This both comforts us and reminds us. We get comfort knowing that Christ’s work isn’t undone by our sin. We are also reminded that Christ continues to undo our sin and that we ought to keep coming to Him. In this process our consciences remain tender without being terrorized. Imagine what dread the legalists could lay upon us if after every sin we needed new salvation. God’s judgment against our sin is complete in Christ, and the Father calls us to confess any sin based on it.
In Titus 2:9-10, Paul instructs slaves about being submissive to their masters in everything. He ends his counsel to them as follows: slaves should be “showing all good faith, so that in everything they may adorn the doctrine of God our Savior.”
Adorn is clearly the key word. To adorn means to put something in order, to decorate it, make it look good. In this case, slaves don’t make the doctrine good; the doctrine is good. But they can and should live in such a way as to make it look good. If slaves live by faith, they show the beauty of the truth about God our Savior.

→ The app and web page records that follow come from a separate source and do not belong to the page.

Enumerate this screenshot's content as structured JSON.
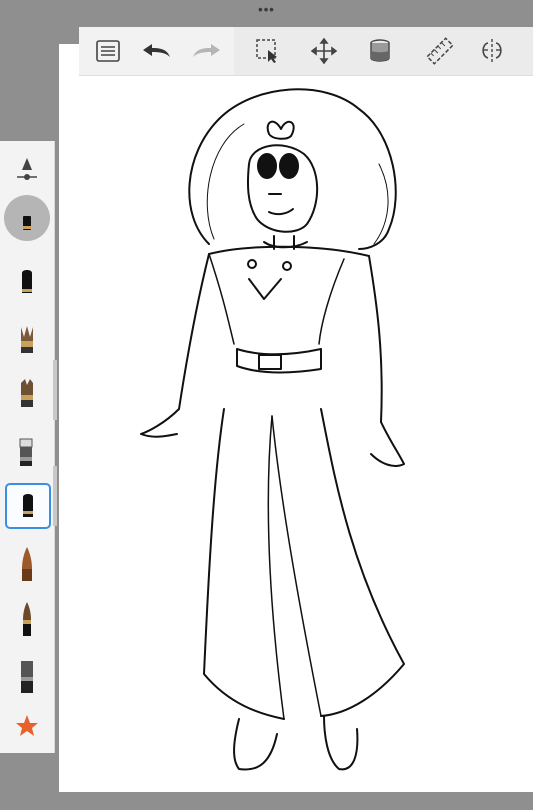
{
  "window": {
    "top_dots": "•••"
  },
  "toolbar": {
    "items": [
      {
        "name": "layers-list-icon",
        "label": ""
      },
      {
        "name": "undo-icon",
        "label": ""
      },
      {
        "name": "redo-icon",
        "label": ""
      },
      {
        "name": "selection-icon",
        "label": ""
      },
      {
        "name": "transform-move-icon",
        "label": ""
      },
      {
        "name": "fill-bucket-icon",
        "label": ""
      },
      {
        "name": "ruler-icon",
        "label": ""
      },
      {
        "name": "symmetry-icon",
        "label": ""
      }
    ]
  },
  "sidebar": {
    "brush_size_icon": "brush-size-slider-icon",
    "brushes": [
      {
        "name": "pencil-brush"
      },
      {
        "name": "paint-brush"
      },
      {
        "name": "airbrush"
      },
      {
        "name": "marker-brush"
      },
      {
        "name": "inker-brush",
        "selected": true
      },
      {
        "name": "pen-brush"
      },
      {
        "name": "fine-brush"
      },
      {
        "name": "flat-brush"
      }
    ],
    "favorite_icon": "star-icon"
  },
  "colors": {
    "accent": "#3a8fe0",
    "star": "#e8612a",
    "background": "#8f8f8f",
    "canvas": "#ffffff"
  }
}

What does adorning the doctrine do? It makes it look good. But why does that matter? Because we want other people to want it. Showing that something is attractive should attract. An appealing life draws others in.
By way of application, our worship of God the Savior should be attractive as well. The way we sing should make others pay attention. The way we feast from a good meal of God’s Word should make them hungry. The way we fellowship around the Lord’s Table should make them want in. This is a built-in feature when we worship well.
The jealous and the zealous are related. Our English word jealous comes down to us from a Greek word, ζῆλος (zealos, meaning strong desire or zeal. Middle English and French chewed this Greek word and gave us a pair. We usually clothe jealousy with dark colors, referring to someone with a strong desire for what someone else has. It describes a man who is envious of his brother’s good fortune or suspicious of his resources. The jealous want another’s possessions or position or popularity.
James wrote, “if you have bitter jealousy and selfish ambition in your hearts, do not boast and be false to the truth” (James 3:14). There are visible consequences to this sort of zeal: “where jealousy and selfish ambition exist there will be disorder and every vile practice” (verse 16). He describes jealousy as “earthy, unspiritual, demonic” (verse 15). It quickly leads to quarrels and fights and wars (4:1-2).
Joseph’s brothers sold him into slavery because they were jealous (Acts 7:9). The High Priest and other Jewish leaders arrested the apostles because they were jealous (Acts 5:17-18). Solomon asked rhetorically, “Wrath is cruel, anger is overwhelming, but who can stand before jealousy” (Proverbs 27:4). In other words, who can surf Pinterest and not be drowned by the wave of envy?
That said, God also revealed that He is jealous for His name (Ezekiel 39:25); His very name is Jealous (Exodus 34:14). He is jealous for His people (Joel 2:18; Zechariah 1:14, 8:2). It’s appropriate for husbands to be jealous for their wives.
What makes jealousy either demonic or divine? Our hearts. What are we afraid to lose? Are we zealous for what is right or are we zealous to define what is right? Do we want what we want because we want to conform to reality or because we want to conform reality to our perceived rights? One is heavenly, the other hellish, and we need to confess any wrong we find before battle breaks out.